LCF’s mission was then revamped to serve to close a learning gap for Latino Children in the East Los Angeles area. A Los Angeles Times article published in April 1999 galvanized the East Los Angeles community and the LCF organization. It was the first of many to spotlight the plight of children and families living in despair in East Los Angeles inner community. It spoke of children of the East Los Angeles area slipping thru the gaps of the education system because of their language barrier and the struggle of their parents working to survive. At that time, little attention was paid to these forgotten children. Few services and safe havens existed for these impoverished Latino young boys and girls. Ninety percent did not speak English in school.
Within a year of the article appearing in the Los Angeles Times, founder Jesus Jimenez who was working on taking the California State Bar and working part-time at a law firm, decided to put his dream aside for a while and focus on getting LCF a real office, a 501 (c) status, and taking the organization to the next level. With the help of his families, college friends and several other law students, Jimenez was able to accomplish the aforementioned within a year. In 2000, the organization had a 501 (C) status and a building that was dead and abandon. This building later became the nucleus life for at-risk children to gather and learn, they were eager for a chance to grow and here they were offered a safe and nurturing environment filled with exploration, hope, and opportunity.

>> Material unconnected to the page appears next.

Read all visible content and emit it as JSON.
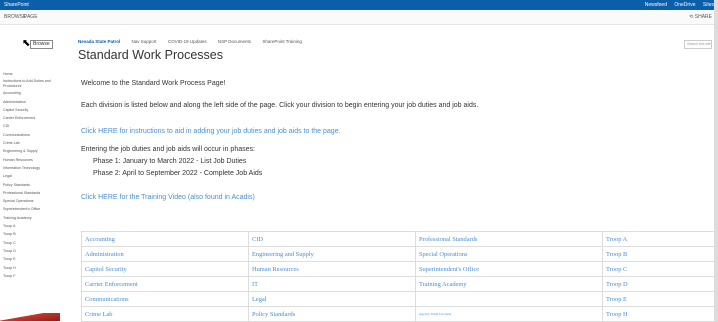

Today, Latino Children’s Fund continues to respond to the ever-growing and ever-changing needs of Southern California’s most challenging communities. The organization’s proven approach helps to build stronger, more stable Latino children and families with brighter hopes for the future.